There is no such thing as a truly rich life, but you can still try to take a good afternoon nap. You can’t sit and make footprints under a wave of maple trees, but you can make time for playing chess to enjoy a brief break.
Take life seriously, and you will find that a meal and vegetables, a day and night are perfect, and you won’t be complain anymore. You will only be in awe of life.
Whatever the world does to you, may you be as brave and hopeful as ever.
Author W. Somerset Maugham (picture from Wikipedia)
The original Chinese text is from https://www.weibo.com/3611356753/FhPiBipga?type=comment#_rnd1530516812435.
The gentlest thing in the world
overcomes the hardest thing in the world.
That which has no substance
enters where there is no space.
This shows the value of non-action.
(From a translation by S. Mitchell)
Teaching without words and work without doing
Are understood by very few.
(Translated by Gia-Fu Feng and Jane English)
Lao Tzu told us why he knows the benefits of “inaction” because he watched “nothing go into the gaps of the things.”
Lao Tzu said: the softest thing in the world can destroy the hardest thing. The things that have no fixed shape or fixed form (such as wind and water), can enter the gaps of all things.
And “nothing” is instead a soft thing without a fixed shape and fixed form, which can enter hard things and things without gaps.
Therefore, inaction is not for the sake of purpose but with no purpose. It is what the Buddhists say: “without the heart’s desire.”
On the contrary, a lot of people do things with purpose and want compensation. There are seldom people who can apply inaction and ask for nothing in return.

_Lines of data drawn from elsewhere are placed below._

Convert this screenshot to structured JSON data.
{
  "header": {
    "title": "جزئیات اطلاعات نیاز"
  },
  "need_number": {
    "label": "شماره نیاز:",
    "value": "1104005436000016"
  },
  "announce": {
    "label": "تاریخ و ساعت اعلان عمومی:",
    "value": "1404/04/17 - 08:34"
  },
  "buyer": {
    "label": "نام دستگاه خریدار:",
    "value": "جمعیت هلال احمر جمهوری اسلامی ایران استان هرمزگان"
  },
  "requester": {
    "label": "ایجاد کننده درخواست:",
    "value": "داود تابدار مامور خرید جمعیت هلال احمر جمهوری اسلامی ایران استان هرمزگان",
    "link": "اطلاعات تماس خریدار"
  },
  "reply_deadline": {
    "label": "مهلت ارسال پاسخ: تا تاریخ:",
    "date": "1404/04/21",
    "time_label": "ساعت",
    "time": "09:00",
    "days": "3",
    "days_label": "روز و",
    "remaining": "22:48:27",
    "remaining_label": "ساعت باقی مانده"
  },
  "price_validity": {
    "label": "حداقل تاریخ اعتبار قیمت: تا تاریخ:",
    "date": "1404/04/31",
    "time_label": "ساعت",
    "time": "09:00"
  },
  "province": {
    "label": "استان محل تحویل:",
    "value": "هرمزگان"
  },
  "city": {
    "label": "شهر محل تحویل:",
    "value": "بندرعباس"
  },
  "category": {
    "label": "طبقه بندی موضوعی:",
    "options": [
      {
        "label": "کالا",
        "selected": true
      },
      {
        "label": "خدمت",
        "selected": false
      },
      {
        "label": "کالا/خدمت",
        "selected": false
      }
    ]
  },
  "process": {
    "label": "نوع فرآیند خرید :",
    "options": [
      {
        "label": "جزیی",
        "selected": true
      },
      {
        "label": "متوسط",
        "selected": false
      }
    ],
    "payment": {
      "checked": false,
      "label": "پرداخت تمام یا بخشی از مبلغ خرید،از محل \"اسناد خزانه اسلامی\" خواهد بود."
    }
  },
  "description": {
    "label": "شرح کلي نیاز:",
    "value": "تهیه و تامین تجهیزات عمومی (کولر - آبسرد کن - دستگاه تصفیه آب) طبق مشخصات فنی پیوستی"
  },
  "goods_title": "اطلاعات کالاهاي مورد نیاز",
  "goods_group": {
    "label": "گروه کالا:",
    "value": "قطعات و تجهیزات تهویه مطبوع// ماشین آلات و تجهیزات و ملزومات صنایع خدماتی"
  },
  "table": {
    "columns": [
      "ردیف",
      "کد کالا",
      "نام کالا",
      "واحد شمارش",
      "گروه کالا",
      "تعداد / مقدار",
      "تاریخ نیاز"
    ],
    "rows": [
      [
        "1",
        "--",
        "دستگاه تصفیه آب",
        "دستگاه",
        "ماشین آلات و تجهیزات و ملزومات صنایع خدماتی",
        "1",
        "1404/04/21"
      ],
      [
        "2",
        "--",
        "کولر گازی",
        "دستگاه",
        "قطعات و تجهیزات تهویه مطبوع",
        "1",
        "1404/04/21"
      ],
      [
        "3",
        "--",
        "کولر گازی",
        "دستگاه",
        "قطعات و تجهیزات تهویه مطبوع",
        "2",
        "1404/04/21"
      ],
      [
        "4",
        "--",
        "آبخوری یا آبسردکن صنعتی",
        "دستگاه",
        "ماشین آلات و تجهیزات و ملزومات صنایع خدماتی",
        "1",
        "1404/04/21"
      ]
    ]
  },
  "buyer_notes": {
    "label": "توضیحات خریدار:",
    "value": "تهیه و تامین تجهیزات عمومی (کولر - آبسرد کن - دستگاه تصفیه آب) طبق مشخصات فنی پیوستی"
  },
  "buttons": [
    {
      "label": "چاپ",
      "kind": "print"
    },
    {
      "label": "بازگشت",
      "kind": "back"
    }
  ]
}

Lao Tzu also realized that only a few would be able to teach without words or work without actions, which he reminds us of again and again in his book.